It is easy to confuse output types with targets, but they are two different (although related) concepts. A target is one instance of an output type. It is the engine that takes all of your files and settings, and brings them together to produce the end result. When you build your final output, you are essentially building one or more of the targets in your project.
Developing a target means to create it, and then give it the instructions necessary to produce the desired results.
Following are the basic tasks involved in developing a target:
- Determine Output Type To produce output, you first need to determine which type of output is most appropriate for your needs. You might even need to produce multiple outputs and require more than one output type. The output type can be specified on the General tab of the Target Editor. See Determining the Output Type and Changing the Output Type for a Target.
Add and Rename Targets Every target in a project has particular output type assigned to it. You can add multiple targets to a project, and you can make as many copies of existing targets that you want. For example, your project might end up containing three targets that are all based on the
HTML5output type. See Adding Targets.
It is helpful to rename targets that you use to reflect the nature of your project, especially if you are using multiple targets with the same output type. To rename a target, open the Targets folder in the Project Organizer, right-click the target you want to rename, and then select Rename. Then type a new name for the target and press Enter. See Renaming Targets.
- Edit Target Settings Using the Target Editor, you can perform tasks such as setting the output file name, choosing a skin, selecting a master stylesheet, associating (including/excluding) conditions, improving the processing performance, and more. To edit target settings, open the Targets folder in the Project Organizer, double-click the target that you want to edit, and use the various tabs in the Target Editor to specify settings. See Editing Target Settings.
Suppose you have hundreds of topics, and you want some to show up in some outputs, but not in others. How do you control which topics are included in a given output? It depends on whether you are generating online or print-based output.
When you build online output, all of the topics in the project will be included in the output unless you use one of the following methods to include or exclude them. If you do not use one of these methods, every topic will be included in the output, even if you add only some of them to the TOC (e.g., readers will be able to locate topics that are not in the TOC by using the search feature).
Applying Condition Tags at the Folder or File Level You can place condition tags on folders or topic files in the Content Explorer, then include or exclude those conditions in the targets. By placing a condition on a folder, it will automatically become associated with all topics within it.
See Applying Conditions to Content and Associating Conditions with Targets.
Note: You can place condition tags on files in the Project Organizer as well, but these conditions do not affect which files are included in the output. Rather, these conditions are useful for importing files from one Flare project into another.
See Global Project Linking—Importing Files from Other Projects.
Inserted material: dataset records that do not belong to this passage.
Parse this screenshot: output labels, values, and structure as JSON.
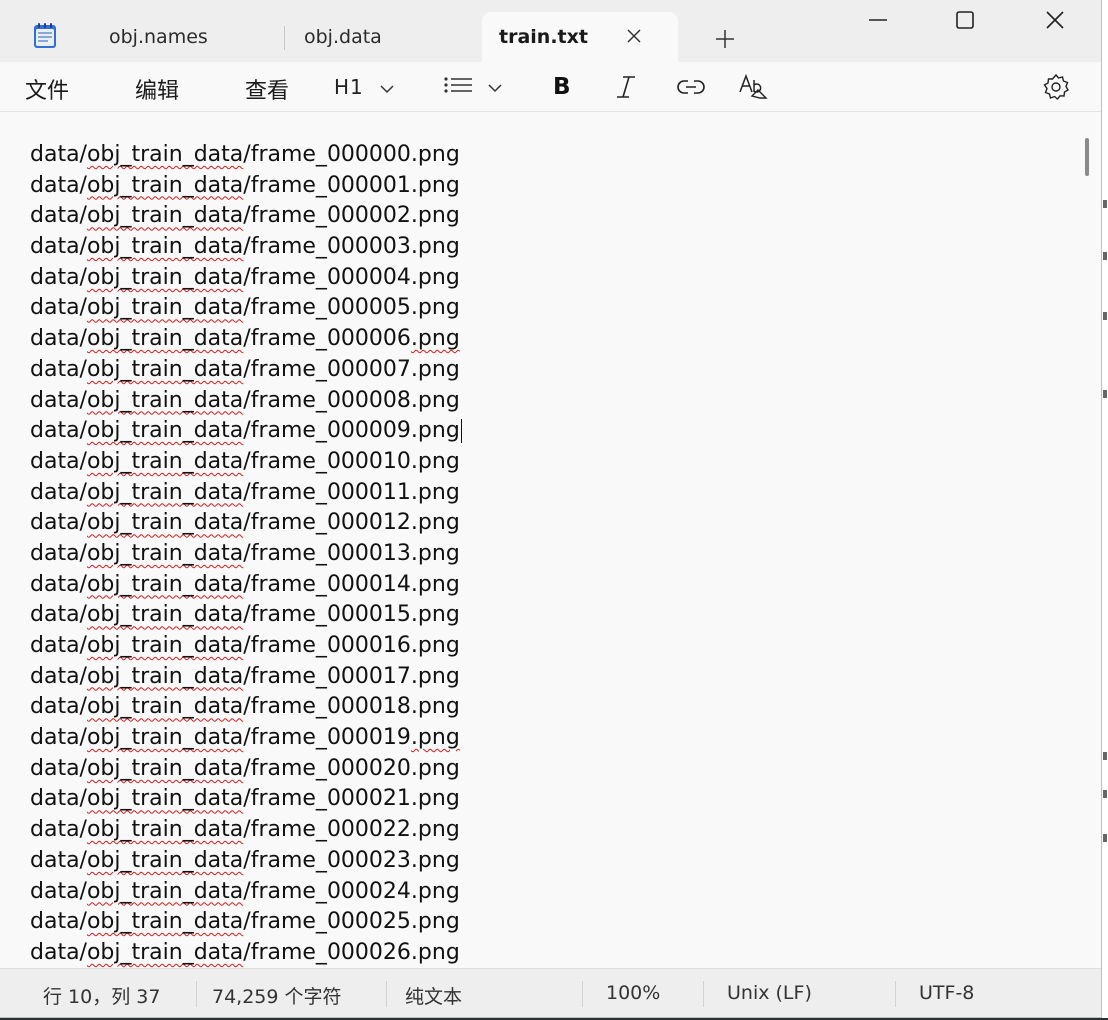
{
  "tabs": [
    {
      "label": "obj.names",
      "active": false
    },
    {
      "label": "obj.data",
      "active": false
    },
    {
      "label": "train.txt",
      "active": true
    }
  ],
  "menu": {
    "file": "文件",
    "edit": "编辑",
    "view": "查看"
  },
  "toolbar": {
    "heading": "H1",
    "bold": "B"
  },
  "editor": {
    "prefix": "data/",
    "folder": "obj_train_data",
    "file_prefix": "/frame_",
    "extension": ".png",
    "lines": [
      "000000",
      "000001",
      "000002",
      "000003",
      "000004",
      "000005",
      "000006",
      "000007",
      "000008",
      "000009",
      "000010",
      "000011",
      "000012",
      "000013",
      "000014",
      "000015",
      "000016",
      "000017",
      "000018",
      "000019",
      "000020",
      "000021",
      "000022",
      "000023",
      "000024",
      "000025",
      "000026"
    ],
    "caret_line": 10
  },
  "status": {
    "position": "行 10，列 37",
    "characters": "74,259 个字符",
    "format": "纯文本",
    "zoom": "100%",
    "line_ending": "Unix (LF)",
    "encoding": "UTF-8"
  },
  "colors": {
    "accent": "#1e4fc4",
    "squiggle": "#d21c1c",
    "background": "#f9f9f9"
  }
}
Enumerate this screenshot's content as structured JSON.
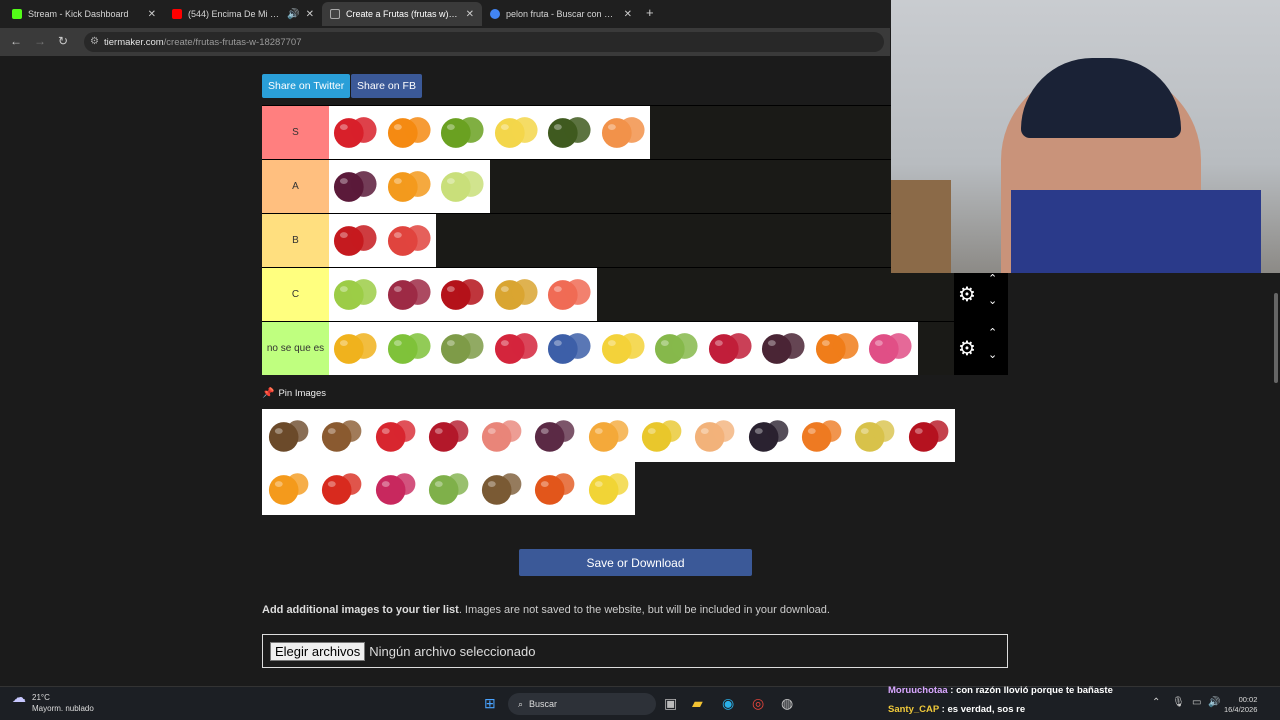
{
  "tabs": [
    {
      "title": "Stream - Kick Dashboard",
      "color": "#53fc18"
    },
    {
      "title": "(544) Encima De Mi (Latin T...",
      "color": "#ff0000"
    },
    {
      "title": "Create a Frutas (frutas w) Tier Li...",
      "color": "#222222"
    },
    {
      "title": "pelon fruta - Buscar con Googl...",
      "color": "#4285f4"
    }
  ],
  "address": {
    "domain": "tiermaker.com",
    "path": "/create/frutas-frutas-w-18287707"
  },
  "share": {
    "twitter": "Share on Twitter",
    "facebook": "Share on FB"
  },
  "tiers": [
    {
      "label": "S",
      "color": "#ff7f7f",
      "items": [
        {
          "fruit": "strawberry",
          "color": "#d8202a"
        },
        {
          "fruit": "orange",
          "color": "#f58a12"
        },
        {
          "fruit": "kiwi",
          "color": "#6aa121"
        },
        {
          "fruit": "banana",
          "color": "#f3d64a"
        },
        {
          "fruit": "avocado",
          "color": "#3f5a1f"
        },
        {
          "fruit": "peach",
          "color": "#f2924a"
        }
      ]
    },
    {
      "label": "A",
      "color": "#ffbf7f",
      "items": [
        {
          "fruit": "plum",
          "color": "#5b1a3a"
        },
        {
          "fruit": "mandarin",
          "color": "#f39a1d"
        },
        {
          "fruit": "pear",
          "color": "#c9df7a"
        }
      ]
    },
    {
      "label": "B",
      "color": "#ffdf7f",
      "items": [
        {
          "fruit": "apple",
          "color": "#c51a1f"
        },
        {
          "fruit": "watermelon",
          "color": "#e0443e"
        }
      ]
    },
    {
      "label": "C",
      "color": "#ffff7f",
      "items": [
        {
          "fruit": "green-grapes",
          "color": "#9ccc46"
        },
        {
          "fruit": "red-grapes",
          "color": "#9d2a45"
        },
        {
          "fruit": "cherry",
          "color": "#b4121a"
        },
        {
          "fruit": "pineapple",
          "color": "#d9a531"
        },
        {
          "fruit": "grapefruit",
          "color": "#f06b55"
        }
      ]
    },
    {
      "label": "no se que es",
      "color": "#bfff7f",
      "items": [
        {
          "fruit": "mango",
          "color": "#f0b21d"
        },
        {
          "fruit": "lime",
          "color": "#7fc23a"
        },
        {
          "fruit": "soursop",
          "color": "#7e9b48"
        },
        {
          "fruit": "rambutan",
          "color": "#d4253c"
        },
        {
          "fruit": "blueberry",
          "color": "#3d5fa8"
        },
        {
          "fruit": "starfruit",
          "color": "#f3d23a"
        },
        {
          "fruit": "green-fruit",
          "color": "#86b84b"
        },
        {
          "fruit": "raspberry",
          "color": "#c11e3a"
        },
        {
          "fruit": "mangosteen",
          "color": "#4a2535"
        },
        {
          "fruit": "papaya",
          "color": "#f07d1a"
        },
        {
          "fruit": "dragonfruit",
          "color": "#e04f86"
        }
      ]
    }
  ],
  "tier_controls": {
    "gear_icon": "⚙",
    "up_icon": "⌃",
    "down_icon": "⌄"
  },
  "pin_images": {
    "title": "Pin Images"
  },
  "pool": [
    {
      "fruit": "tamarind-mix",
      "color": "#6b4a2a"
    },
    {
      "fruit": "sapote",
      "color": "#8a5a30"
    },
    {
      "fruit": "strawberries",
      "color": "#d8262f"
    },
    {
      "fruit": "pomegranate",
      "color": "#b3182a"
    },
    {
      "fruit": "guava",
      "color": "#e98579"
    },
    {
      "fruit": "fig",
      "color": "#5b2a45"
    },
    {
      "fruit": "mango",
      "color": "#f4a93a"
    },
    {
      "fruit": "passion-fruit",
      "color": "#e9c72c"
    },
    {
      "fruit": "melon",
      "color": "#f2b27a"
    },
    {
      "fruit": "blackberry",
      "color": "#2a2230"
    },
    {
      "fruit": "papaya",
      "color": "#ee7a22"
    },
    {
      "fruit": "quince",
      "color": "#d8c24a"
    },
    {
      "fruit": "chili",
      "color": "#b5121f"
    },
    {
      "fruit": "orange",
      "color": "#f49a1c"
    },
    {
      "fruit": "tomato",
      "color": "#d82a1e"
    },
    {
      "fruit": "pitaya",
      "color": "#c8285e"
    },
    {
      "fruit": "prickly-pear",
      "color": "#7fb04a"
    },
    {
      "fruit": "kiwi",
      "color": "#7a5a34"
    },
    {
      "fruit": "papaya-slice",
      "color": "#e2561b"
    },
    {
      "fruit": "lemon",
      "color": "#f1d436"
    }
  ],
  "save_button": "Save or Download",
  "add_images": {
    "bold": "Add additional images to your tier list",
    "rest": ". Images are not saved to the website, but will be included in your download."
  },
  "file_input": {
    "button": "Elegir archivos",
    "status": "Ningún archivo seleccionado"
  },
  "taskbar": {
    "weather_temp": "21°C",
    "weather_desc": "Mayorm. nublado",
    "search": "Buscar",
    "time": "00:02",
    "date": "16/4/2026"
  },
  "chat": [
    {
      "user": "Moruuchotaa",
      "message": " : con razón llovió porque te bañaste"
    },
    {
      "user": "Santy_CAP",
      "message": " : es verdad, sos re"
    }
  ]
}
- Excluding Links from Targets Another method is to use an option on the Advanced tab in the Target Editor to exclude all content files unless they are directly or indirectly referenced from the target. This means that if the target is using particular files such as a table of contents (TOCs), master page, and so on, other files linked directly or indirectly from them will be part of the output. This is a much quicker method and helps to keep your output file size down, but it is not quite as flexible as the other method.
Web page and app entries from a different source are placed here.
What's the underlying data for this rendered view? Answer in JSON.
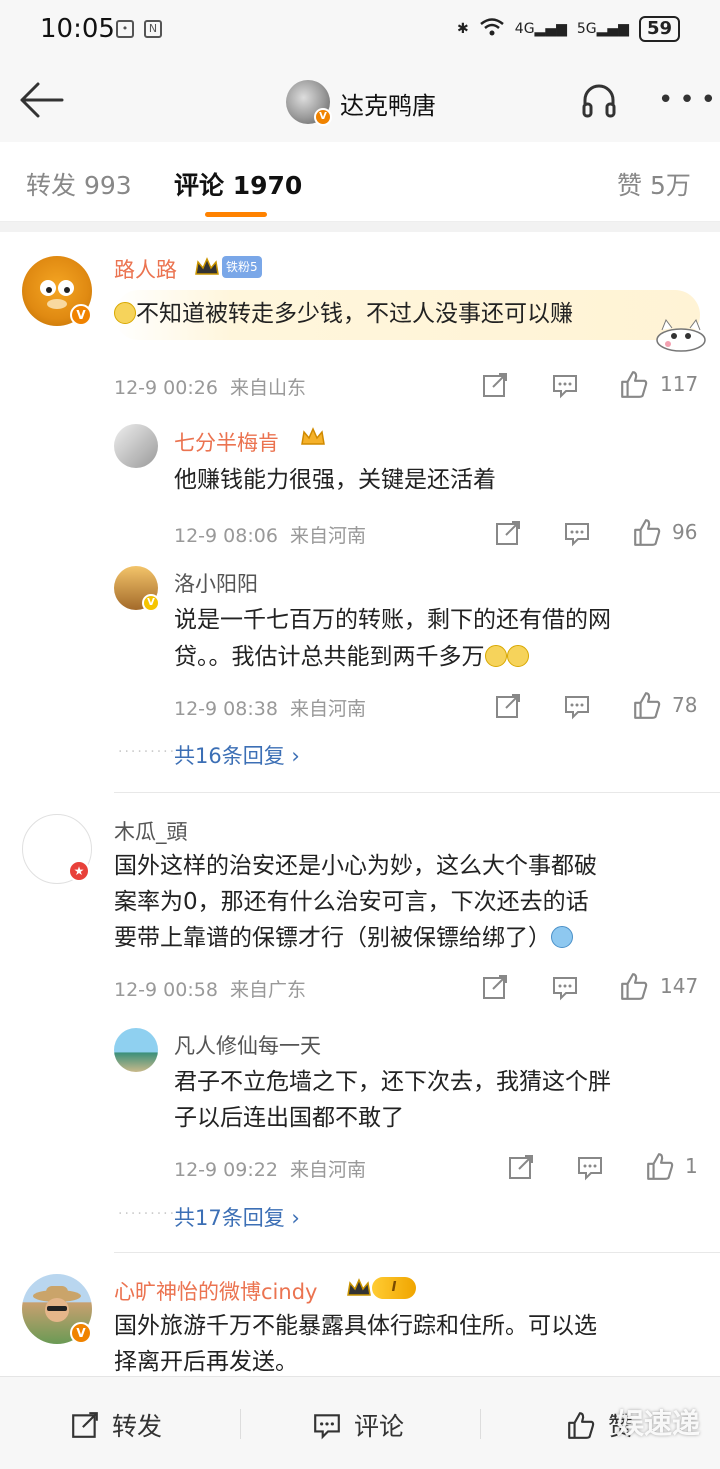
{
  "status_bar": {
    "time": "10:05",
    "network1": "4G",
    "network2": "5G",
    "battery": "59"
  },
  "nav": {
    "title": "达克鸭唐"
  },
  "tabs": {
    "repost": "转发 993",
    "comment": "评论 1970",
    "like": "赞 5万"
  },
  "comments": [
    {
      "user": "路人路",
      "fan_badge": "铁粉5",
      "text": "不知道被转走多少钱，不过人没事还可以赚",
      "time": "12-9 00:26",
      "location": "来自山东",
      "likes": "117",
      "replies": [
        {
          "user": "七分半梅肯",
          "text": "他赚钱能力很强，关键是还活着",
          "time": "12-9 08:06",
          "location": "来自河南",
          "likes": "96"
        },
        {
          "user": "洛小阳阳",
          "text_line1": "说是一千七百万的转账，剩下的还有借的网",
          "text_line2": "贷。。我估计总共能到两千多万",
          "time": "12-9 08:38",
          "location": "来自河南",
          "likes": "78"
        }
      ],
      "more_replies": "共16条回复 ›"
    },
    {
      "user": "木瓜_頭",
      "text_line1": "国外这样的治安还是小心为妙，这么大个事都破",
      "text_line2": "案率为0，那还有什么治安可言，下次还去的话",
      "text_line3": "要带上靠谱的保镖才行（别被保镖给绑了）",
      "time": "12-9 00:58",
      "location": "来自广东",
      "likes": "147",
      "replies": [
        {
          "user": "凡人修仙每一天",
          "text_line1": "君子不立危墙之下，还下次去，我猜这个胖",
          "text_line2": "子以后连出国都不敢了",
          "time": "12-9 09:22",
          "location": "来自河南",
          "likes": "1"
        }
      ],
      "more_replies": "共17条回复 ›"
    },
    {
      "user": "心旷神怡的微博cindy",
      "vip_badge": "I",
      "text_line1": "国外旅游千万不能暴露具体行踪和住所。可以选",
      "text_line2": "择离开后再发送。"
    }
  ],
  "bottom_bar": {
    "repost": "转发",
    "comment": "评论",
    "like": "赞"
  },
  "watermark": "娱速递",
  "colors": {
    "accent": "#ff8200",
    "username_orange": "#eb7350",
    "link_blue": "#3c6fb5"
  }
}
See Excluding Content not Linked Directly or Indirectly from Targets.
If you are creating a print-based output, only the topics included in your "outline TOC" (i.e., the TOC file in the Project Organizer) will be included in the output. In addition, you can place condition tags on outline TOC entries and use them to further separate content for different outputs (i.e., if you have other targets using that same outline TOC).
Note: If you need to create print-based output from your Flare project, there are some additional tasks that are mandatory and several others that are optional. See Creating Print-based Output.